Present gulfs, the symptoms of receding opportunity, do not result from some inexorable nature or history. They are the consequences of our own actions — of miscalculations, ideological blinders, and ravenous greed. To some extent, they are the product of private failure to adapt. But they are also the consequence of national policy. We have adopted a “trickle-up” economics in which more and more wealth created by the great mass of citizens percolates in the pockets of a few.

For example, in the last 15 years we have virtually abolished the tax on large corporations, while increasing the tax on poor families by several hundred percent. In the name of free trade, we are exporting hundreds of thousands of jobs to foreign countries and, with them, the income and know-how that might be used to reinvigorate our own distressed industries. In many substantial shallows of economic life — from agriculture to investments — the large fish are swallowing the small, not because they are more efficient or more productive, not because they have won the battle of the free market, but because they are allowed, or given money, to buy out their competitors. The result is less efficiency, less growth, fewer jobs, and diminished income. Some get very rich.


This small space does not allow description of the deliberate distortions that are draining income and opportunity from the many. But they are everywhere to be found. And they are undeniable unless we wish to contend that the majority of Americans, through laziness or incompetence, have become less worthy to share our national wealth.

Many would accuse this discussion of demagogic oversimplification, pointing to the proliferating changes of modern economic life. But that response is, itself, an easy out. It is, in many hands, a disguise, a resort to the technical jargon of modern “economic science” to mask greed, hypocrisy, and flagrant transgression of the mandate that every American be allowed the largest possible scope for a personal “pursuit of happiness.”

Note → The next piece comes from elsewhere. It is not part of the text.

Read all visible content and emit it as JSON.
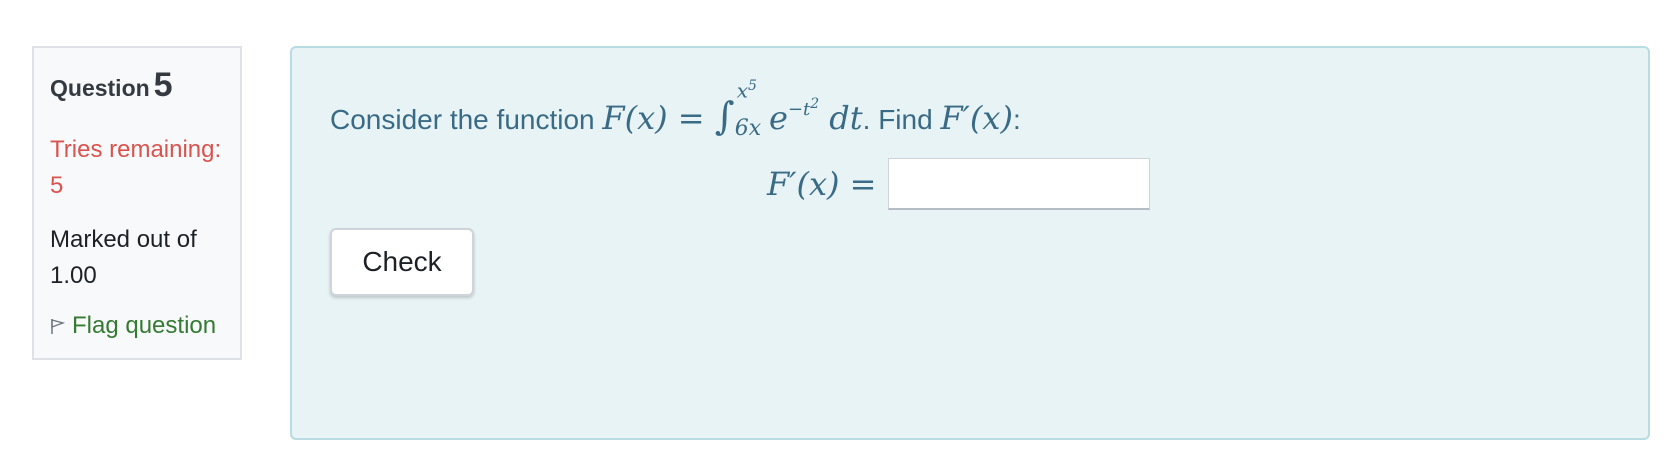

Admittedly, economic solutions require deliberation and analysis. (Although we might begin with a fair tax code and an end to the nonsensical exhortations about an “open-world” economy in a world that is far from open, and where free trades means the freedom to drain away American resources.) But once we share the understanding that a narrowing base of opportunity is eroding the very base of opportunity and eroding the very foundation of American democracy, we will find those solutions. We have dug this hole, and we can fill it. If not, we will be forced to accept the verdict of George Washington who, resigning his commission after Yorktown, explained, “If our citizens should not be completely free and happy, the fault will be entirely their own.’’


Richard N. Goodwin is an author, playwright, and former political adviser and White House speechwriter to Presidents John F. Kennedy and Lyndon B. Johnson, and to Senator Robert F. Kennedy.